§ **Goal of the exercise**
All of the entries below should be returned verbatim, apart from the pictures.
======== Records supplied
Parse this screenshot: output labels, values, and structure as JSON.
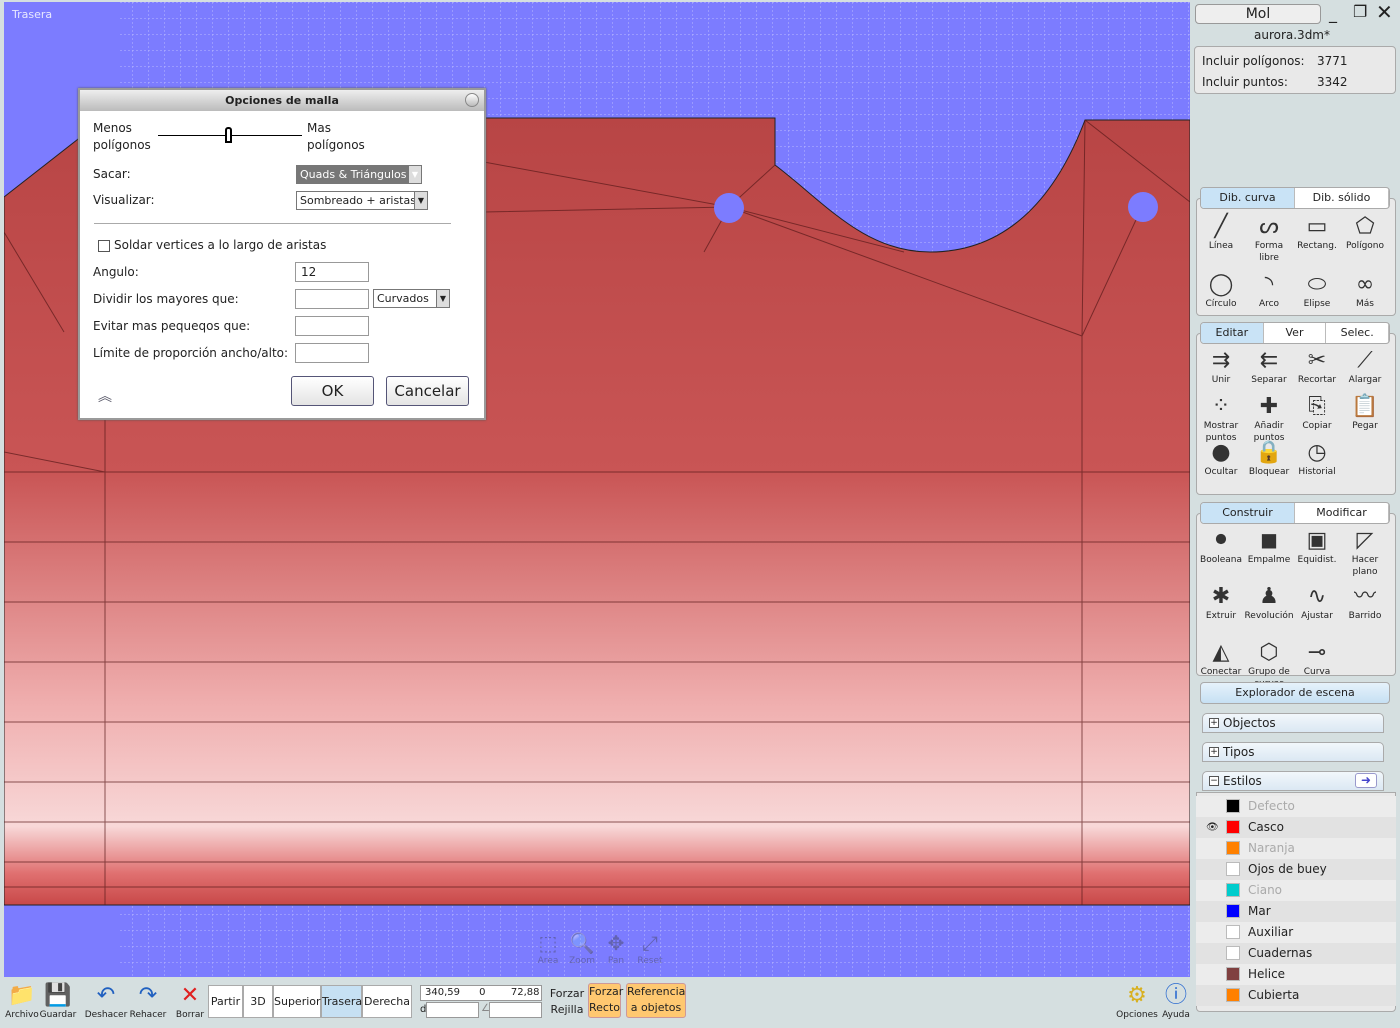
{
  "viewport": {
    "label": "Trasera",
    "nav": [
      {
        "label": "Area",
        "icon": "area-zoom-icon"
      },
      {
        "label": "Zoom",
        "icon": "magnifier-icon"
      },
      {
        "label": "Pan",
        "icon": "pan-arrows-icon"
      },
      {
        "label": "Reset",
        "icon": "reset-expand-icon"
      }
    ]
  },
  "dialog": {
    "title": "Opciones de malla",
    "less": "Menos\npolígonos",
    "more": "Mas\npolígonos",
    "sacar_label": "Sacar:",
    "sacar_value": "Quads & Triángulos",
    "visualizar_label": "Visualizar:",
    "visualizar_value": "Sombreado + aristas",
    "soldar_label": "Soldar vertices a lo largo de aristas",
    "soldar_checked": false,
    "angulo_label": "Angulo:",
    "angulo_value": "12",
    "dividir_label": "Dividir los mayores que:",
    "dividir_value": "",
    "dividir_mode": "Curvados",
    "evitar_label": "Evitar mas pequeqos que:",
    "evitar_value": "",
    "limite_label": "Límite de proporción ancho/alto:",
    "limite_value": "",
    "ok": "OK",
    "cancel": "Cancelar",
    "slider_fraction": 0.5
  },
  "panel": {
    "mode": "Mol",
    "file": "aurora.3dm*",
    "poly_label": "Incluir polígonos:",
    "poly_value": "3771",
    "pts_label": "Incluir puntos:",
    "pts_value": "3342",
    "draw_tabs": [
      "Dib. curva",
      "Dib. sólido"
    ],
    "draw_tools": [
      {
        "label": "Línea",
        "icon": "line-icon"
      },
      {
        "label": "Forma libre",
        "icon": "freeform-icon"
      },
      {
        "label": "Rectang.",
        "icon": "rectangle-icon"
      },
      {
        "label": "Polígono",
        "icon": "polygon-icon"
      },
      {
        "label": "Círculo",
        "icon": "circle-icon"
      },
      {
        "label": "Arco",
        "icon": "arc-icon"
      },
      {
        "label": "Elipse",
        "icon": "ellipse-icon"
      },
      {
        "label": "Más",
        "icon": "helix-icon"
      }
    ],
    "edit_tabs": [
      "Editar",
      "Ver",
      "Selec."
    ],
    "edit_tools": [
      {
        "label": "Unir",
        "icon": "join-icon"
      },
      {
        "label": "Separar",
        "icon": "separate-icon"
      },
      {
        "label": "Recortar",
        "icon": "scissors-icon"
      },
      {
        "label": "Alargar",
        "icon": "extend-icon"
      },
      {
        "label": "Mostrar puntos",
        "icon": "show-points-icon"
      },
      {
        "label": "Añadir puntos",
        "icon": "add-points-icon"
      },
      {
        "label": "Copiar",
        "icon": "copy-icon"
      },
      {
        "label": "Pegar",
        "icon": "paste-icon"
      },
      {
        "label": "Ocultar",
        "icon": "hide-icon"
      },
      {
        "label": "Bloquear",
        "icon": "lock-icon"
      },
      {
        "label": "Historial",
        "icon": "history-icon"
      }
    ],
    "build_tabs": [
      "Construir",
      "Modificar"
    ],
    "build_tools": [
      {
        "label": "Booleana",
        "icon": "boolean-icon"
      },
      {
        "label": "Empalme",
        "icon": "fillet-icon"
      },
      {
        "label": "Equidist.",
        "icon": "offset-icon"
      },
      {
        "label": "Hacer plano",
        "icon": "plane-icon"
      },
      {
        "label": "Extruir",
        "icon": "extrude-icon"
      },
      {
        "label": "Revolución",
        "icon": "revolve-icon"
      },
      {
        "label": "Ajustar",
        "icon": "fit-icon"
      },
      {
        "label": "Barrido",
        "icon": "sweep-icon"
      },
      {
        "label": "Conectar",
        "icon": "loft-icon"
      },
      {
        "label": "Grupo de curvas",
        "icon": "curve-network-icon"
      },
      {
        "label": "Curva",
        "icon": "curve-project-icon"
      }
    ],
    "explorer": "Explorador de escena",
    "objects": "Objectos",
    "types": "Tipos",
    "styles": "Estilos",
    "style_list": [
      {
        "name": "Defecto",
        "color": "#000000",
        "active": false
      },
      {
        "name": "Casco",
        "color": "#ff0000",
        "active": true,
        "visible_icon": true
      },
      {
        "name": "Naranja",
        "color": "#ff8000",
        "active": false
      },
      {
        "name": "Ojos de buey",
        "color": "#ffffff",
        "active": true
      },
      {
        "name": "Ciano",
        "color": "#00cccc",
        "active": false
      },
      {
        "name": "Mar",
        "color": "#0000ff",
        "active": true
      },
      {
        "name": "Auxiliar",
        "color": "#ffffff",
        "active": true
      },
      {
        "name": "Cuadernas",
        "color": "#ffffff",
        "active": true
      },
      {
        "name": "Helice",
        "color": "#804040",
        "active": true
      },
      {
        "name": "Cubierta",
        "color": "#ff8000",
        "active": true
      }
    ]
  },
  "toolbar": {
    "file": "Archivo",
    "save": "Guardar",
    "undo": "Deshacer",
    "redo": "Rehacer",
    "delete": "Borrar",
    "views": [
      "Partir",
      "3D",
      "Superior",
      "Trasera",
      "Derecha"
    ],
    "active_view": "Trasera",
    "coords": "340,59      0        72,88",
    "dist_label": "d",
    "angle_label": "∠",
    "snap_grid": "Forzar\nRejilla",
    "snap_ortho": "Forzar\nRecto",
    "osnap": "Referencia\na objetos",
    "options": "Opciones",
    "help": "Ayuda"
  }
}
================
§ **Exercise response**
Parse this screenshot: output labels, values, and structure as JSON.
{
  "viewport": {
    "label": "Trasera",
    "nav": [
      {
        "label": "Area",
        "icon": "area-zoom-icon"
      },
      {
        "label": "Zoom",
        "icon": "magnifier-icon"
      },
      {
        "label": "Pan",
        "icon": "pan-arrows-icon"
      },
      {
        "label": "Reset",
        "icon": "reset-expand-icon"
      }
    ]
  },
  "dialog": {
    "title": "Opciones de malla",
    "less": "Menos\npolígonos",
    "more": "Mas\npolígonos",
    "sacar_label": "Sacar:",
    "sacar_value": "Quads & Triángulos",
    "visualizar_label": "Visualizar:",
    "visualizar_value": "Sombreado + aristas",
    "soldar_label": "Soldar vertices a lo largo de aristas",
    "soldar_checked": false,
    "angulo_label": "Angulo:",
    "angulo_value": "12",
    "dividir_label": "Dividir los mayores que:",
    "dividir_value": "",
    "dividir_mode": "Curvados",
    "evitar_label": "Evitar mas pequeqos que:",
    "evitar_value": "",
    "limite_label": "Límite de proporción ancho/alto:",
    "limite_value": "",
    "ok": "OK",
    "cancel": "Cancelar",
    "slider_fraction": 0.5
  },
  "panel": {
    "mode": "Mol",
    "file": "aurora.3dm*",
    "poly_label": "Incluir polígonos:",
    "poly_value": "3771",
    "pts_label": "Incluir puntos:",
    "pts_value": "3342",
    "draw_tabs": [
      "Dib. curva",
      "Dib. sólido"
    ],
    "draw_tools": [
      {
        "label": "Línea",
        "icon": "line-icon"
      },
      {
        "label": "Forma libre",
        "icon": "freeform-icon"
      },
      {
        "label": "Rectang.",
        "icon": "rectangle-icon"
      },
      {
        "label": "Polígono",
        "icon": "polygon-icon"
      },
      {
        "label": "Círculo",
        "icon": "circle-icon"
      },
      {
        "label": "Arco",
        "icon": "arc-icon"
      },
      {
        "label": "Elipse",
        "icon": "ellipse-icon"
      },
      {
        "label": "Más",
        "icon": "helix-icon"
      }
    ],
    "edit_tabs": [
      "Editar",
      "Ver",
      "Selec."
    ],
    "edit_tools": [
      {
        "label": "Unir",
        "icon": "join-icon"
      },
      {
        "label": "Separar",
        "icon": "separate-icon"
      },
      {
        "label": "Recortar",
        "icon": "scissors-icon"
      },
      {
        "label": "Alargar",
        "icon": "extend-icon"
      },
      {
        "label": "Mostrar puntos",
        "icon": "show-points-icon"
      },
      {
        "label": "Añadir puntos",
        "icon": "add-points-icon"
      },
      {
        "label": "Copiar",
        "icon": "copy-icon"
      },
      {
        "label": "Pegar",
        "icon": "paste-icon"
      },
      {
        "label": "Ocultar",
        "icon": "hide-icon"
      },
      {
        "label": "Bloquear",
        "icon": "lock-icon"
      },
      {
        "label": "Historial",
        "icon": "history-icon"
      }
    ],
    "build_tabs": [
      "Construir",
      "Modificar"
    ],
    "build_tools": [
      {
        "label": "Booleana",
        "icon": "boolean-icon"
      },
      {
        "label": "Empalme",
        "icon": "fillet-icon"
      },
      {
        "label": "Equidist.",
        "icon": "offset-icon"
      },
      {
        "label": "Hacer plano",
        "icon": "plane-icon"
      },
      {
        "label": "Extruir",
        "icon": "extrude-icon"
      },
      {
        "label": "Revolución",
        "icon": "revolve-icon"
      },
      {
        "label": "Ajustar",
        "icon": "fit-icon"
      },
      {
        "label": "Barrido",
        "icon": "sweep-icon"
      },
      {
        "label": "Conectar",
        "icon": "loft-icon"
      },
      {
        "label": "Grupo de curvas",
        "icon": "curve-network-icon"
      },
      {
        "label": "Curva",
        "icon": "curve-project-icon"
      }
    ],
    "explorer": "Explorador de escena",
    "objects": "Objectos",
    "types": "Tipos",
    "styles": "Estilos",
    "style_list": [
      {
        "name": "Defecto",
        "color": "#000000",
        "active": false
      },
      {
        "name": "Casco",
        "color": "#ff0000",
        "active": true,
        "visible_icon": true
      },
      {
        "name": "Naranja",
        "color": "#ff8000",
        "active": false
      },
      {
        "name": "Ojos de buey",
        "color": "#ffffff",
        "active": true
      },
      {
        "name": "Ciano",
        "color": "#00cccc",
        "active": false
      },
      {
        "name": "Mar",
        "color": "#0000ff",
        "active": true
      },
      {
        "name": "Auxiliar",
        "color": "#ffffff",
        "active": true
      },
      {
        "name": "Cuadernas",
        "color": "#ffffff",
        "active": true
      },
      {
        "name": "Helice",
        "color": "#804040",
        "active": true
      },
      {
        "name": "Cubierta",
        "color": "#ff8000",
        "active": true
      }
    ]
  },
  "toolbar": {
    "file": "Archivo",
    "save": "Guardar",
    "undo": "Deshacer",
    "redo": "Rehacer",
    "delete": "Borrar",
    "views": [
      "Partir",
      "3D",
      "Superior",
      "Trasera",
      "Derecha"
    ],
    "active_view": "Trasera",
    "coords": "340,59      0        72,88",
    "dist_label": "d",
    "angle_label": "∠",
    "snap_grid": "Forzar\nRejilla",
    "snap_ortho": "Forzar\nRecto",
    "osnap": "Referencia\na objetos",
    "options": "Opciones",
    "help": "Ayuda"
  }
}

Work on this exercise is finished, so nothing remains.